9. A safeguards assessment of the Banque du Liban is currently in progress with respect to Lebanon’s Emergency Post-Conflict Assistance. A mission visited Lebanon September 10-17, and a draft report is being prepared for the authorities comments prior to completion of the assessment.
B. Changes to the Outlook and Implications for the Staff Appraisal
10. Recent developments do not alter the thrust of the staff appraisal of the Article IV Staff Report:
Relative to the projections underlying the Article IV Staff Report, deposit inflows have been stronger than expected, which should enable the government to increase its reliance on domestic market financing at a time when donor support appears to be falling short of program assumptions. However, as noted in the staff report, tapping the market will likely require an upward adjustment in domestic interest rates, particularly given the authorities’ commitment to rely on central bank credit only as short-term bridge financing.
The upward revision in oil prices relative to those assumed in the Article IV report will adversely affect the financial position of the loss-making power utility (EdL). However, the budgetary impact is likely to be felt only starting in 2008 because of lags in the financial support provided by the government to EdL.
The 2007 budget target remains achievable.
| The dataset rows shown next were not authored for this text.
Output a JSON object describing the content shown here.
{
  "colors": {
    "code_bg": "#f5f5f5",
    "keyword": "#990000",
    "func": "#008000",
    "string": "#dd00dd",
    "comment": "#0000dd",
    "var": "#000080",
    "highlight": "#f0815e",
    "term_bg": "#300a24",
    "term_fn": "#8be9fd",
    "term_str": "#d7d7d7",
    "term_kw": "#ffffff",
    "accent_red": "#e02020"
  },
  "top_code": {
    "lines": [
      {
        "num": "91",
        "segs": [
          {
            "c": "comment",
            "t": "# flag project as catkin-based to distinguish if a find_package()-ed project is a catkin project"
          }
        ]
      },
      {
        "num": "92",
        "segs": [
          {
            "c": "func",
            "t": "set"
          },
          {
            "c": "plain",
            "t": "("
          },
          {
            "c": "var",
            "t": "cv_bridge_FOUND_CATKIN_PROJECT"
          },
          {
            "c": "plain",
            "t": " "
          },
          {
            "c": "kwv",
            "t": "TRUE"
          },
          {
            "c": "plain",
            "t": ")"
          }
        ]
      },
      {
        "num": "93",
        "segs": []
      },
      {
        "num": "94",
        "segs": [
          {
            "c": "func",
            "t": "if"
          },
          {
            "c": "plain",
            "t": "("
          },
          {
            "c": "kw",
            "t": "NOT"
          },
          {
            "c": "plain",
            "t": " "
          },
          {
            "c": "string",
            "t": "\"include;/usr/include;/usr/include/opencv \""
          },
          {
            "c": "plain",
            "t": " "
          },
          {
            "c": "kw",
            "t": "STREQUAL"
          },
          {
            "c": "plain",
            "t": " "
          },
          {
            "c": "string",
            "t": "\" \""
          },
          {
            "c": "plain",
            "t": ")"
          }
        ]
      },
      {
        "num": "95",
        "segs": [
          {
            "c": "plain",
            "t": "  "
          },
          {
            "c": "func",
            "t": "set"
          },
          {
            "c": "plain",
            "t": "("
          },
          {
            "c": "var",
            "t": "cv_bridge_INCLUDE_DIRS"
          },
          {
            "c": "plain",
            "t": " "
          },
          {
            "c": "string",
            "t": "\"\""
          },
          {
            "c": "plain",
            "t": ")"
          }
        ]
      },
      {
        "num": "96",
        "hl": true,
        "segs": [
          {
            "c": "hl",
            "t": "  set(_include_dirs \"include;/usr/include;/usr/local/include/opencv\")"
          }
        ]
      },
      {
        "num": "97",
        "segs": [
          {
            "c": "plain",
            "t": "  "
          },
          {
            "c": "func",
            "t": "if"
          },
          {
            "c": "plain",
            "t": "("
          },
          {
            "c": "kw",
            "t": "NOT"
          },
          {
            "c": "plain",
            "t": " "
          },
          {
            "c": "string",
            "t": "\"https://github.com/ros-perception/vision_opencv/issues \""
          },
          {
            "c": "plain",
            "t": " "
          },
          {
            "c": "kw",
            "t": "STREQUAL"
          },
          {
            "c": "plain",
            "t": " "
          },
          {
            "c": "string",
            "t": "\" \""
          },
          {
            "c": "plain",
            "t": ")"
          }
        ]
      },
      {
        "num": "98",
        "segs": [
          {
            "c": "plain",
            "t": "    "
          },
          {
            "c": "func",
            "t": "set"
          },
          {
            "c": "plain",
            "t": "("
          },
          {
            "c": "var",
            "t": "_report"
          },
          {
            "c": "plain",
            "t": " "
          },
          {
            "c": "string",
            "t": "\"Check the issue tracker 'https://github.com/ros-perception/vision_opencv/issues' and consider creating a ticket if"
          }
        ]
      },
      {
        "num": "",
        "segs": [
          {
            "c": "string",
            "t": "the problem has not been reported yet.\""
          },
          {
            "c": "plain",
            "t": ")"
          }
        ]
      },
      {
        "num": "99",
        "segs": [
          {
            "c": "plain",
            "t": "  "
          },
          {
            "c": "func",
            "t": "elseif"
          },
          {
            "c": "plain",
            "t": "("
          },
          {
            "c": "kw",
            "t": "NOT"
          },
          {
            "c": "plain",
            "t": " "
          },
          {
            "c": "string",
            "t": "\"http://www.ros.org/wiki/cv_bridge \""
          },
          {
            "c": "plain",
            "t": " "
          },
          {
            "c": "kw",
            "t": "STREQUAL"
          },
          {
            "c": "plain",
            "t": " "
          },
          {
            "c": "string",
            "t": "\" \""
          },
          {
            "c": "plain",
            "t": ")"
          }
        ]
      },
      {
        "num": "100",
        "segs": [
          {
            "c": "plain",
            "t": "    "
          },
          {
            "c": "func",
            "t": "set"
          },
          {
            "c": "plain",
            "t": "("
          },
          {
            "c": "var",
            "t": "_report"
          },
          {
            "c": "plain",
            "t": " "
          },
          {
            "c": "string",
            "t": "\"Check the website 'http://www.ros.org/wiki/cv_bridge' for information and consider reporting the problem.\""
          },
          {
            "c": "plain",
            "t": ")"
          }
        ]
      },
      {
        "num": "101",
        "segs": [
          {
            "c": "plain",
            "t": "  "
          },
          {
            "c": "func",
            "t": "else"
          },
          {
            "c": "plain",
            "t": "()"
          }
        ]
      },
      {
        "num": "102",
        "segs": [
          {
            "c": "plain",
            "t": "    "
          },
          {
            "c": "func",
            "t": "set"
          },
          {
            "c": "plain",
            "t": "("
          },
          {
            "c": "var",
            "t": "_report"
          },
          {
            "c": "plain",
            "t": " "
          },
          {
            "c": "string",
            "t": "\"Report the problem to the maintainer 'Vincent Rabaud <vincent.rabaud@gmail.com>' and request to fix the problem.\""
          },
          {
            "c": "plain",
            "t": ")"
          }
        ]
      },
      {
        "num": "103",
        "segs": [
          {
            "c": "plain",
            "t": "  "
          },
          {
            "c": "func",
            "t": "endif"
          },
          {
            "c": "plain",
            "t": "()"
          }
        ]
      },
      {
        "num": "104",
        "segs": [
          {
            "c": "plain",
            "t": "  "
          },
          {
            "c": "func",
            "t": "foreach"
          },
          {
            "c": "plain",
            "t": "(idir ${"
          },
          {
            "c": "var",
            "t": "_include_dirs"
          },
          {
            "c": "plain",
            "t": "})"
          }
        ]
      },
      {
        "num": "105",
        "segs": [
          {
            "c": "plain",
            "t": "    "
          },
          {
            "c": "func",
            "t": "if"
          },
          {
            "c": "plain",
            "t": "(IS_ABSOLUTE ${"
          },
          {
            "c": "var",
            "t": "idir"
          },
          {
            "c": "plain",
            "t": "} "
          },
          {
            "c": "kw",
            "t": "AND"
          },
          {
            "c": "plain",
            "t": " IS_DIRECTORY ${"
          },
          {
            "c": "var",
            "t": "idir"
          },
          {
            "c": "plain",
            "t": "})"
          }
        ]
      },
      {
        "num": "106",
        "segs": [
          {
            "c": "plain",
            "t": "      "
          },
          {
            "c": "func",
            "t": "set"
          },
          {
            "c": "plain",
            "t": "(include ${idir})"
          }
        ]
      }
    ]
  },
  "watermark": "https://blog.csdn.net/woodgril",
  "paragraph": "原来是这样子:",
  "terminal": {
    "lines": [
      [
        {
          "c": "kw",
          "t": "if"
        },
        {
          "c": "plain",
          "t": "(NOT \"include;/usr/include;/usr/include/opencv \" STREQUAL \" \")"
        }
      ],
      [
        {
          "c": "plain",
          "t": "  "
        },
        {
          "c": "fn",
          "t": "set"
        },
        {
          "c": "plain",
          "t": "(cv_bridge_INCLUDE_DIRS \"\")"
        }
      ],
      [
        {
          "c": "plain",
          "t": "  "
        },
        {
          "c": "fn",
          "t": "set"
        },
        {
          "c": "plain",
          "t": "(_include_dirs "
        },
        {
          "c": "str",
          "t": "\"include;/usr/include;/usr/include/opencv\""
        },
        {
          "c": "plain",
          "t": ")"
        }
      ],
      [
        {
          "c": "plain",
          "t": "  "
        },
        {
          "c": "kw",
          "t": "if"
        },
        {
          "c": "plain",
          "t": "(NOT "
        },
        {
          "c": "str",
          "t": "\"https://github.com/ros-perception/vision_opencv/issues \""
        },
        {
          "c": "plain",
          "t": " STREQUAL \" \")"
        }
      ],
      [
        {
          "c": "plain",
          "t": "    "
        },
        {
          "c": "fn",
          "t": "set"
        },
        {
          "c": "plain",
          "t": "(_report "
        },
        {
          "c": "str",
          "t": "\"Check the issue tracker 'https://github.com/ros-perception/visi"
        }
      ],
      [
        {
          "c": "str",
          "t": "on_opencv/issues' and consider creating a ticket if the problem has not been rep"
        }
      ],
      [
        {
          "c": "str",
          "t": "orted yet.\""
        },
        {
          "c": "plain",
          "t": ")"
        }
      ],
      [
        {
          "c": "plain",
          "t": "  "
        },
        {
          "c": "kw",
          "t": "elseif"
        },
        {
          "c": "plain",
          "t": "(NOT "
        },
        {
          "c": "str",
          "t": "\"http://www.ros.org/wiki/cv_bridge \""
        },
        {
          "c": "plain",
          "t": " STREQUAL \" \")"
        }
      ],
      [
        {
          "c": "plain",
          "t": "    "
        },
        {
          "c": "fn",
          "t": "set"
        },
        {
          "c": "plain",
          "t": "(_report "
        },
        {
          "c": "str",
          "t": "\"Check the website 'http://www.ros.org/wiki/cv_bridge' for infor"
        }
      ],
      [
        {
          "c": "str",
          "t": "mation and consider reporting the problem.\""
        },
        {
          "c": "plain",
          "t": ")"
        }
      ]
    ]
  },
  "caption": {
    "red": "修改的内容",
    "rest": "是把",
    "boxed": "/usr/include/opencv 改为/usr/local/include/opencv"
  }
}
Early action to increase the gasoline excise would enhance the chances of meeting the target, and is also key to meeting the authorities’ medium-term fiscal objectives, as spelled out in the Paris III program.
While a resolution of the political impasse is expected to lower Eurobond spreads, Lebanon’s financing costs are likely to have increased on account of the global re-assessment of risk. The adverse impact on debt sustainability reinforces the need for a prompt implementation of the adjustment and reform measures planned for 2008. Realizing the expected privatization receipts and securing donor disbursements will be important to meet projected foreign currency debt service payments of over $4 billion in 2008 (of which $3.6 billion for Eurobond debt service).